Omit any pictures, and restate word for word only the lines from the one with "What's the underlying" through the end of the data below.

[Entries from a dataset of interfaces]

++++

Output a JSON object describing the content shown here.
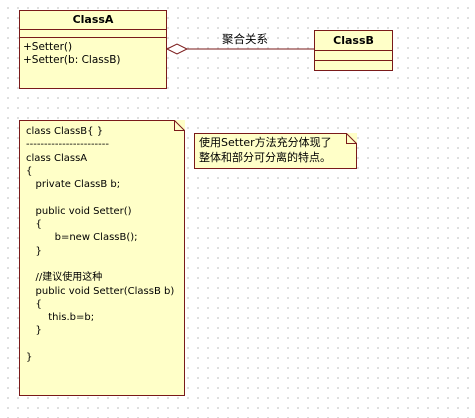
{
  "class_a": {
    "name": "ClassA",
    "operations": [
      "+Setter()",
      "+Setter(b: ClassB)"
    ]
  },
  "class_b": {
    "name": "ClassB"
  },
  "association": {
    "label": "聚合关系",
    "kind": "aggregation"
  },
  "code_note": {
    "lines": [
      "class ClassB{ }",
      "-----------------------",
      "class ClassA",
      "{",
      "   private ClassB b;",
      "",
      "   public void Setter()",
      "   {",
      "         b=new ClassB();",
      "   }",
      "",
      "   //建议使用这种",
      "   public void Setter(ClassB b)",
      "   {",
      "       this.b=b;",
      "   }",
      "",
      "}"
    ]
  },
  "comment_note": {
    "lines": [
      "使用Setter方法充分体现了",
      "整体和部分可分离的特点。"
    ]
  },
  "colors": {
    "fill": "#ffffc8",
    "border": "#7a1a1a",
    "grid_dot": "#c9c9c9"
  }
}
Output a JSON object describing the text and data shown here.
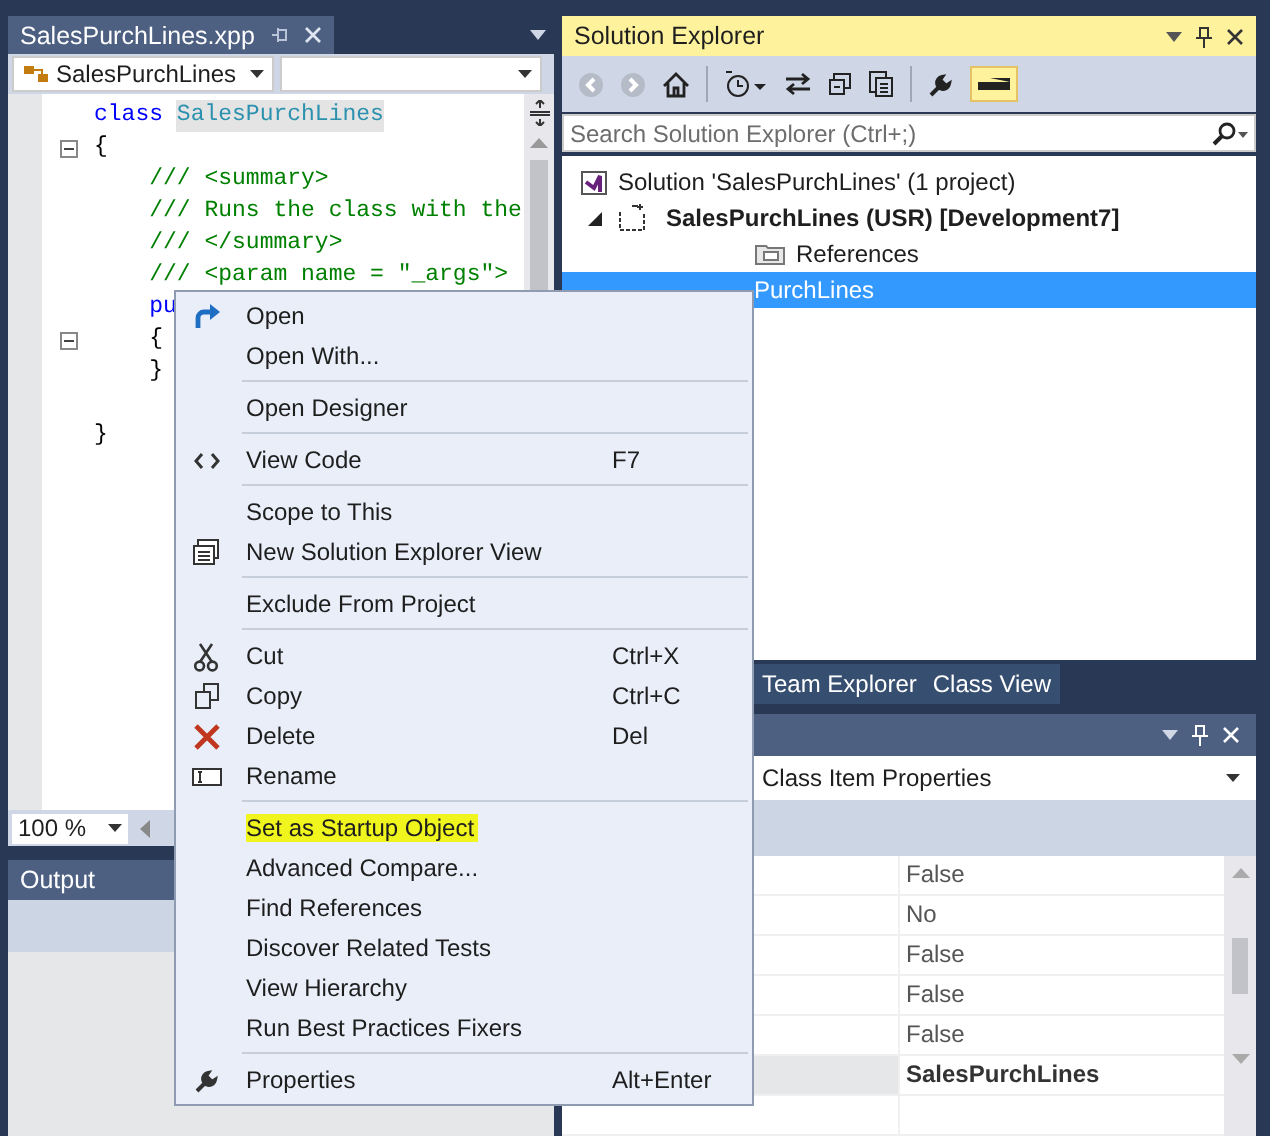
{
  "document": {
    "tab": "SalesPurchLines.xpp",
    "type_combo": "SalesPurchLines",
    "code_lines": [
      {
        "fold": false,
        "segments": [
          {
            "kind": "keyword",
            "text": "class "
          },
          {
            "kind": "reference",
            "text": "SalesPurchLines"
          }
        ]
      },
      {
        "fold": true,
        "segments": [
          {
            "kind": "plain",
            "text": "{"
          }
        ]
      },
      {
        "fold": false,
        "segments": [
          {
            "kind": "comment",
            "text": "    /// <summary>"
          }
        ]
      },
      {
        "fold": false,
        "segments": [
          {
            "kind": "comment",
            "text": "    /// Runs the class with the"
          }
        ]
      },
      {
        "fold": false,
        "segments": [
          {
            "kind": "comment",
            "text": "    /// </summary>"
          }
        ]
      },
      {
        "fold": false,
        "segments": [
          {
            "kind": "comment",
            "text": "    /// <param name = \"_args\">"
          }
        ]
      },
      {
        "fold": false,
        "segments": [
          {
            "kind": "keyword",
            "text": "    pu"
          }
        ]
      },
      {
        "fold": true,
        "segments": [
          {
            "kind": "plain",
            "text": "    {"
          }
        ]
      },
      {
        "fold": false,
        "segments": [
          {
            "kind": "plain",
            "text": "    }"
          }
        ]
      },
      {
        "fold": false
      },
      {
        "fold": false,
        "segments": [
          {
            "kind": "plain",
            "text": "}"
          }
        ]
      }
    ],
    "zoom": "100 %"
  },
  "output": {
    "title": "Output"
  },
  "solution_explorer": {
    "title": "Solution Explorer",
    "preview_button_on": true,
    "search": {
      "placeholder": "Search Solution Explorer (Ctrl+;)"
    },
    "tree": [
      {
        "label": "Solution 'SalesPurchLines' (1 project)",
        "selected": false,
        "children": [
          {
            "label": "SalesPurchLines (USR) [Development7]",
            "selected": false,
            "expanded": true,
            "children": [
              {
                "label": "References",
                "selected": false
              },
              {
                "label": "PurchLines",
                "selected": true
              }
            ]
          }
        ]
      }
    ]
  },
  "tool_tabs": [
    {
      "label": "Team Explorer",
      "selected": false
    },
    {
      "label": "Class View",
      "selected": false
    }
  ],
  "properties": {
    "object": "Class Item Properties",
    "rows": [
      {
        "value": "False",
        "selected": false,
        "modified": false
      },
      {
        "value": "No",
        "selected": false,
        "modified": false
      },
      {
        "value": "False",
        "selected": false,
        "modified": false
      },
      {
        "value": "False",
        "selected": false,
        "modified": false
      },
      {
        "value": "False",
        "selected": false,
        "modified": false
      },
      {
        "value": "SalesPurchLines",
        "selected": true,
        "modified": true
      }
    ]
  },
  "context_menu": [
    {
      "kind": "item",
      "label": "Open",
      "highlighted": false
    },
    {
      "kind": "item",
      "label": "Open With...",
      "highlighted": false
    },
    {
      "kind": "separator"
    },
    {
      "kind": "item",
      "label": "Open Designer",
      "highlighted": false
    },
    {
      "kind": "separator"
    },
    {
      "kind": "item",
      "label": "View Code",
      "shortcut": "F7",
      "highlighted": false
    },
    {
      "kind": "separator"
    },
    {
      "kind": "item",
      "label": "Scope to This",
      "highlighted": false
    },
    {
      "kind": "item",
      "label": "New Solution Explorer View",
      "highlighted": false
    },
    {
      "kind": "separator"
    },
    {
      "kind": "item",
      "label": "Exclude From Project",
      "highlighted": false
    },
    {
      "kind": "separator"
    },
    {
      "kind": "item",
      "label": "Cut",
      "shortcut": "Ctrl+X",
      "highlighted": false
    },
    {
      "kind": "item",
      "label": "Copy",
      "shortcut": "Ctrl+C",
      "highlighted": false
    },
    {
      "kind": "item",
      "label": "Delete",
      "shortcut": "Del",
      "highlighted": false
    },
    {
      "kind": "item",
      "label": "Rename",
      "highlighted": false
    },
    {
      "kind": "separator"
    },
    {
      "kind": "item",
      "label": "Set as Startup Object",
      "highlighted": true
    },
    {
      "kind": "item",
      "label": "Advanced Compare...",
      "highlighted": false
    },
    {
      "kind": "item",
      "label": "Find References",
      "highlighted": false
    },
    {
      "kind": "item",
      "label": "Discover Related Tests",
      "highlighted": false
    },
    {
      "kind": "item",
      "label": "View Hierarchy",
      "highlighted": false
    },
    {
      "kind": "item",
      "label": "Run Best Practices Fixers",
      "highlighted": false
    },
    {
      "kind": "separator"
    },
    {
      "kind": "item",
      "label": "Properties",
      "shortcut": "Alt+Enter",
      "highlighted": false
    }
  ]
}
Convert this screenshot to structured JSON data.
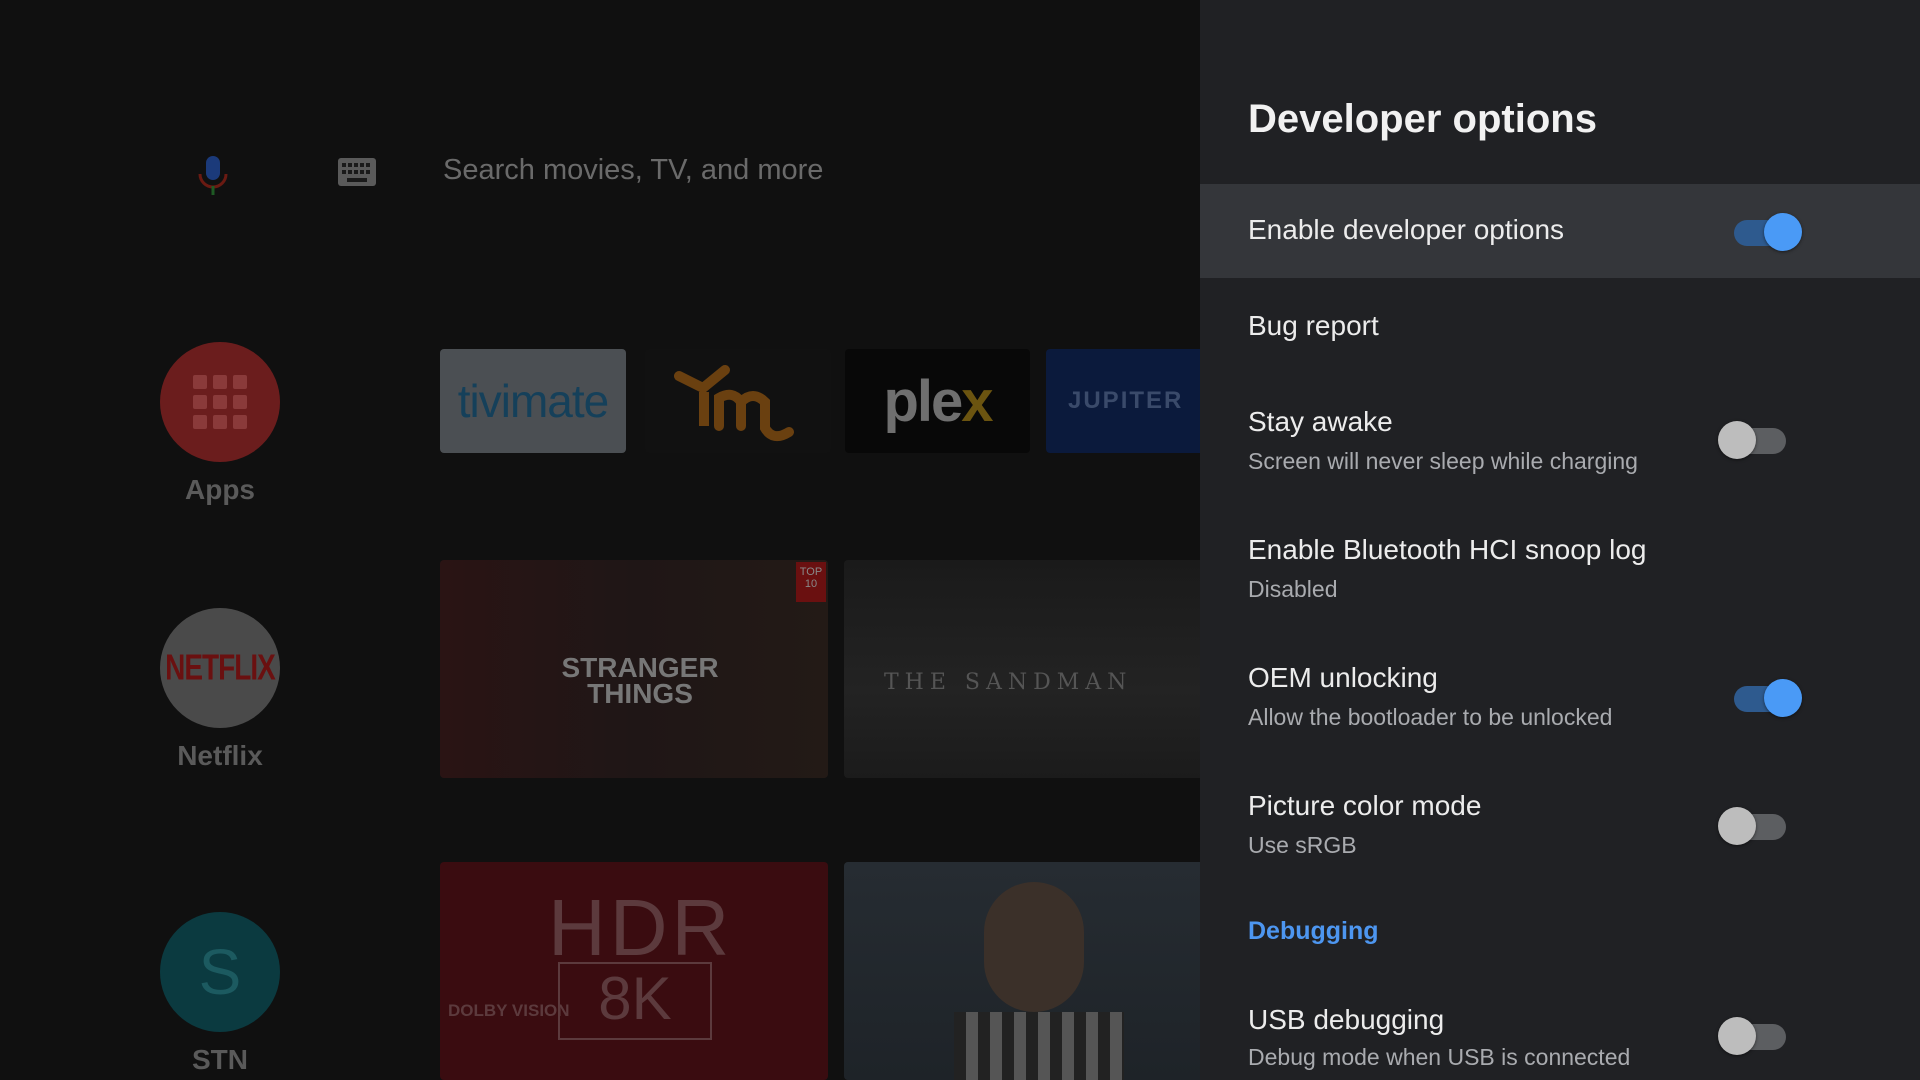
{
  "background": {
    "search_placeholder": "Search movies, TV, and more",
    "side_items": [
      {
        "label": "Apps"
      },
      {
        "label": "Netflix",
        "logo_text": "NETFLIX"
      },
      {
        "label": "STN Beta",
        "logo_text": "S"
      }
    ],
    "app_tiles": [
      {
        "name": "tivimate"
      },
      {
        "name": "im"
      },
      {
        "name": "plex"
      },
      {
        "name": "JUPITER"
      }
    ],
    "media_tiles": {
      "stranger_things_title": "STRANGER THINGS",
      "top10_badge": "TOP 10",
      "sandman_title": "THE SANDMAN",
      "hdr_text": "HDR",
      "k8_text": "8K",
      "dolby_text": "DOLBY VISION"
    }
  },
  "panel": {
    "title": "Developer options",
    "rows": [
      {
        "title": "Enable developer options",
        "subtitle": "",
        "toggle": "on",
        "focused": true
      },
      {
        "title": "Bug report",
        "subtitle": ""
      },
      {
        "title": "Stay awake",
        "subtitle": "Screen will never sleep while charging",
        "toggle": "off"
      },
      {
        "title": "Enable Bluetooth HCI snoop log",
        "subtitle": "Disabled"
      },
      {
        "title": "OEM unlocking",
        "subtitle": "Allow the bootloader to be unlocked",
        "toggle": "on"
      },
      {
        "title": "Picture color mode",
        "subtitle": "Use sRGB",
        "toggle": "off"
      }
    ],
    "section_debugging": "Debugging",
    "debug_rows": [
      {
        "title": "USB debugging",
        "subtitle": "Debug mode when USB is connected",
        "toggle": "off"
      }
    ]
  },
  "colors": {
    "accent": "#4a9af6",
    "panel_bg": "#202124",
    "focused_row_bg": "#34363a"
  }
}
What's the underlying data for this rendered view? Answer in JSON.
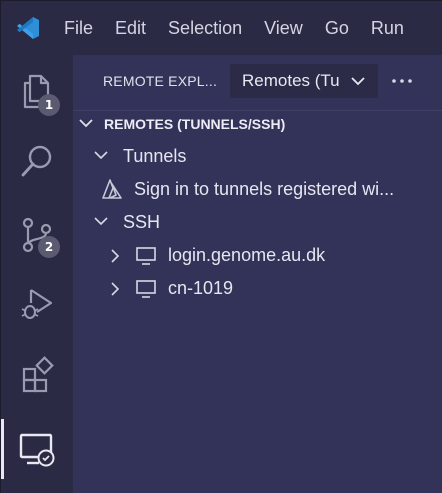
{
  "menu": [
    "File",
    "Edit",
    "Selection",
    "View",
    "Go",
    "Run"
  ],
  "activity_bar": {
    "explorer_badge": "1",
    "scm_badge": "2"
  },
  "sidebar": {
    "title": "REMOTE EXPL...",
    "dropdown_value": "Remotes (Tu",
    "section_title": "REMOTES (TUNNELS/SSH)",
    "tunnels_label": "Tunnels",
    "tunnels_signin": "Sign in to tunnels registered wi...",
    "ssh_label": "SSH",
    "hosts": [
      "login.genome.au.dk",
      "cn-1019"
    ]
  },
  "colors": {
    "accent": "#3c8fdc",
    "background": "#2f2f4d",
    "sidebar": "#33335a"
  }
}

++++

- [Task response]:
What's the underlying data for this rendered view? Answer in JSON.
{
  "menu": [
    "File",
    "Edit",
    "Selection",
    "View",
    "Go",
    "Run"
  ],
  "activity_bar": {
    "explorer_badge": "1",
    "scm_badge": "2"
  },
  "sidebar": {
    "title": "REMOTE EXPL...",
    "dropdown_value": "Remotes (Tu",
    "section_title": "REMOTES (TUNNELS/SSH)",
    "tunnels_label": "Tunnels",
    "tunnels_signin": "Sign in to tunnels registered wi...",
    "ssh_label": "SSH",
    "hosts": [
      "login.genome.au.dk",
      "cn-1019"
    ]
  },
  "colors": {
    "accent": "#3c8fdc",
    "background": "#2f2f4d",
    "sidebar": "#33335a"
  }
}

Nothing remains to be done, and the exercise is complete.